What to do:
Return, from the data below, each line that contains the word "视频脚本".

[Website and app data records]
----
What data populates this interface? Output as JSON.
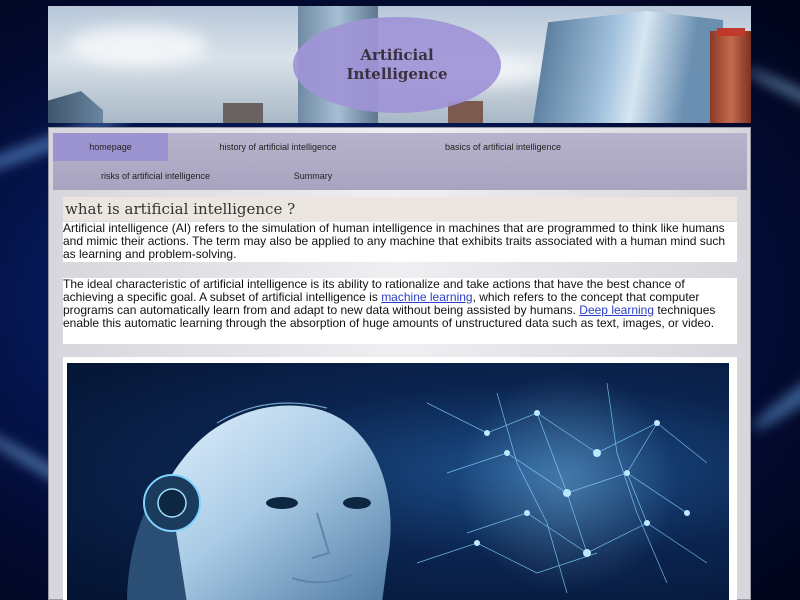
{
  "banner": {
    "title_line1": "Artificial",
    "title_line2": "Intelligence"
  },
  "nav": {
    "items": [
      {
        "label": "homepage",
        "active": true
      },
      {
        "label": "history of artificial intelligence",
        "active": false
      },
      {
        "label": "basics of artificial intelligence",
        "active": false
      },
      {
        "label": "risks of artificial intelligence",
        "active": false
      },
      {
        "label": "Summary",
        "active": false
      }
    ]
  },
  "article": {
    "heading": "what is artificial intelligence ?",
    "p1": "Artificial intelligence (AI) refers to the simulation of human intelligence in machines that are programmed to think like humans and mimic their actions. The term may also be applied to any machine that exhibits traits associated with a human mind such as learning and problem-solving.",
    "p2_a": "The ideal characteristic of artificial intelligence is its ability to rationalize and take actions that have the best chance of achieving a specific goal. A subset of artificial intelligence is ",
    "p2_link1": "machine learning",
    "p2_b": ", which refers to the concept that computer programs can automatically learn from and adapt to new data without being assisted by humans. ",
    "p2_link2": "Deep learning",
    "p2_c": " techniques enable this automatic learning through the absorption of huge amounts of unstructured data such as text, images, or video."
  },
  "colors": {
    "nav_active": "#9c94d0",
    "nav_bg": "#aaa5c1",
    "link": "#2a3ec4",
    "banner_ellipse": "#a094d7"
  },
  "icons": {
    "hero": "ai-robot-brain-image",
    "banner": "city-skyline-image"
  }
}
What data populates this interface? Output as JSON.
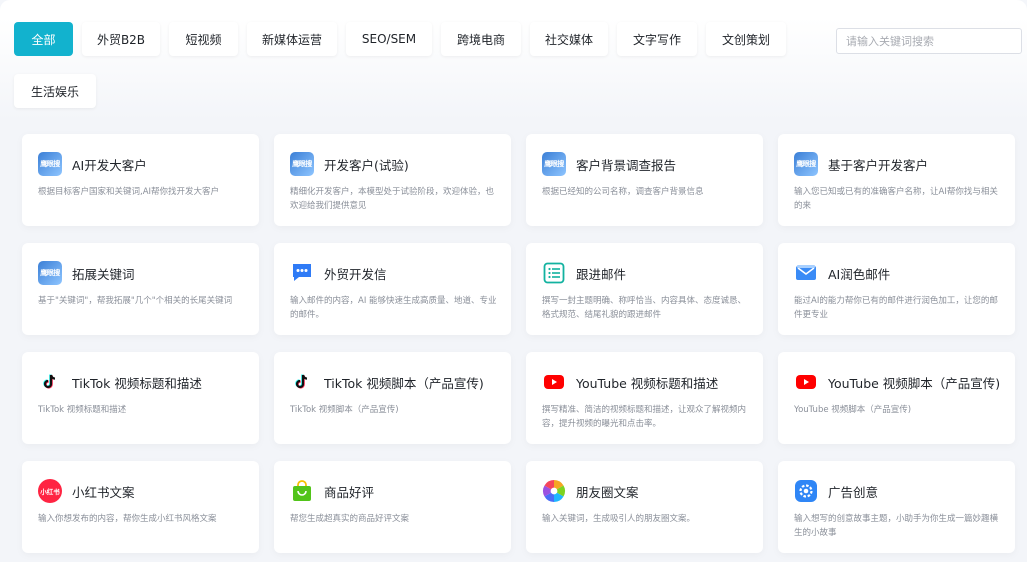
{
  "filters": {
    "tags": [
      "全部",
      "外贸B2B",
      "短视频",
      "新媒体运营",
      "SEO/SEM",
      "跨境电商",
      "社交媒体",
      "文字写作",
      "文创策划",
      "生活娱乐"
    ],
    "active_index": 0,
    "search_placeholder": "请输入关键词搜索",
    "accent_color": "#12b2ce"
  },
  "cards": [
    {
      "title": "AI开发大客户",
      "desc": "根据目标客户国家和关键词,AI帮你找开发大客户",
      "icon": "brand-logo-icon",
      "icon_text": "鹰眼搜"
    },
    {
      "title": "开发客户(试验)",
      "desc": "精细化开发客户，本模型处于试验阶段，欢迎体验，也欢迎给我们提供意见",
      "icon": "brand-logo-icon",
      "icon_text": "鹰眼搜"
    },
    {
      "title": "客户背景调查报告",
      "desc": "根据已经知的公司名称，调查客户背景信息",
      "icon": "brand-logo-icon",
      "icon_text": "鹰眼搜"
    },
    {
      "title": "基于客户开发客户",
      "desc": "输入您已知或已有的准确客户名称，让AI帮你找与相关的来",
      "icon": "brand-logo-icon",
      "icon_text": "鹰眼搜"
    },
    {
      "title": "拓展关键词",
      "desc": "基于\"关键词\"，帮我拓展\"几个\"个相关的长尾关键词",
      "icon": "brand-logo-icon",
      "icon_text": "鹰眼搜"
    },
    {
      "title": "外贸开发信",
      "desc": "输入邮件的内容，AI 能够快速生成高质量、地道、专业的邮件。",
      "icon": "chat-bubble-icon",
      "icon_text": ""
    },
    {
      "title": "跟进邮件",
      "desc": "撰写一封主题明确、称呼恰当、内容具体、态度诚恳、格式规范、结尾礼貌的跟进邮件",
      "icon": "list-icon",
      "icon_text": ""
    },
    {
      "title": "AI润色邮件",
      "desc": "能过AI的能力帮你已有的邮件进行润色加工，让您的邮件更专业",
      "icon": "mail-icon",
      "icon_text": ""
    },
    {
      "title": "TikTok 视频标题和描述",
      "desc": "TikTok 视频标题和描述",
      "icon": "tiktok-icon",
      "icon_text": ""
    },
    {
      "title": "TikTok 视频脚本（产品宣传)",
      "desc": "TikTok 视频脚本（产品宣传)",
      "icon": "tiktok-icon",
      "icon_text": ""
    },
    {
      "title": "YouTube 视频标题和描述",
      "desc": "撰写精准、简洁的视频标题和描述，让观众了解视频内容，提升视频的曝光和点击率。",
      "icon": "youtube-icon",
      "icon_text": ""
    },
    {
      "title": "YouTube 视频脚本（产品宣传)",
      "desc": "YouTube 视频脚本（产品宣传)",
      "icon": "youtube-icon",
      "icon_text": ""
    },
    {
      "title": "小红书文案",
      "desc": "输入你想发布的内容，帮你生成小红书风格文案",
      "icon": "xiaohongshu-icon",
      "icon_text": "小红书"
    },
    {
      "title": "商品好评",
      "desc": "帮您生成超真实的商品好评文案",
      "icon": "shopping-bag-icon",
      "icon_text": ""
    },
    {
      "title": "朋友圈文案",
      "desc": "输入关键词，生成吸引人的朋友圈文案。",
      "icon": "aperture-icon",
      "icon_text": ""
    },
    {
      "title": "广告创意",
      "desc": "输入想写的创意故事主题，小助手为你生成一篇妙趣横生的小故事",
      "icon": "gear-badge-icon",
      "icon_text": ""
    }
  ]
}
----
Exercise output:
      "title": "TikTok 视频脚本（产品宣传)",
      "desc": "TikTok 视频脚本（产品宣传)",
      "title": "YouTube 视频脚本（产品宣传)",
      "desc": "YouTube 视频脚本（产品宣传)",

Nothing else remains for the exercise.